Blog | 2020-01-10
WACA Marketplace: States, people and the private sector working together to protect our coasts
Coastal erosion must be fought and African countries must work together.
"Coastal erosion must be fought in a comprehensive manner and African countries must work together with the help of the private sector to preserve their coastlines".
These words spoken by Coralie Gevers, World Bank Operations Director for Côte d'Ivoire, Togo, Benin and Guinea at the opening of #WACAMarketplace, perfectly illustrate the spirit in which this meeting was held in Abidjan last November.
The objective of this "project market place", organized within the framework of the West African Coastal Areas Management Programme (WACA), an initiative for coastal resilience and the fight against marine pollution supported by the World Bank, is to enable each country concerned (Benin, Côte d'Ivoire, Mauritania, Sao Tome and Principe, Senegal, and Togo) to pitch its projects to investors and private sector actors, in order to obtain the technical or financial support necessary for their realization.
Coming each from a West African coastal country, including three beneficiaries of the WACA programme (Senegal, Côte d'Ivoire and Togo) and one in the pipeline (Nigeria), we were invited to attend this event.
For the four young bloggers that we are, winners of the Blog4Dev competition and committed to the transformation of the continent, this experience allowed us to dive into the range of actions declined by the WACA program to preserve the West African coasts: giving voice to the populations exposed to coastal erosion and inviting them to the discussion table, assisting countries in the formulation of their projects, by providing them with technical know-how and helping them in mobilizing funds from partners. The countries' projects were many and varied, from flood control in four cities in southern Benin, pollution and waste control in the capital of Togo, restoration of coastal ecosystems in northern and southern Mauritania, to road rehabilitation projects in Sao Tome.

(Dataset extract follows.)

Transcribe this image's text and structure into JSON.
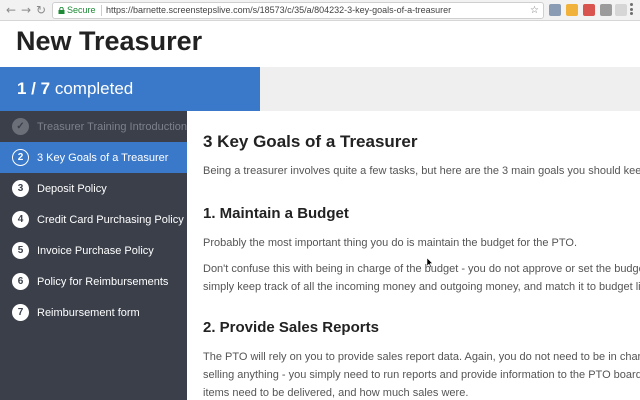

We were also able to visit the field and realize the extent of the damage already caused by coastal erosion and the urgency to stop it. We put on our shoes and walked firmly through the mud and mud, to see up close the role played by the mangrove as a vegetal shield of our coasts. It is to look, up close, very close, at the ravages of the ocean on the buildings, the buildings eaten away with appetite by the voracious waves, which leave behind them only salt and desolation, entire landscapes devastated by the silent catastrophe, only a short distance from the Capital.
We want to say again and again that the challenges are great and the stakes are high! To get an idea, let's look at the frightening, even icy, figures linked to coastal erosion: according to the World Bank, the cost of environmental degradation at the regional level would be around 3.8 billion dollars, or 5.3% of the GDP of Benin, Côte d'Ivoire, Senegal and Togo combined in 2017. And 60% of this degradation comes from floods and erosion! In addition, they cause more than 13,000 deaths a year, mainly due to water and air pollution and floods.
Faced with such figures, one is tempted to ask why on earth do we not hear more about this phenomenon!? Did you know that the West African coastline is home to almost a third of the region's population and generates 56% of its wealth?
Let us also remember that behind all these figures lie millions of broken lives: it is the suffering of mothers who can no longer provide for their children; it is whole generations of people who are destitute when they realize that the sea has taken over the cemetery where their forefathers were buried; when they no longer recognize their former world, of which only precious and fragile memories remain in their minds.
That is why we must communicate more, share more, involve as many people as possible, especially the younger generations, who have a duty to engage in this struggle, for their land, for their country and for their future.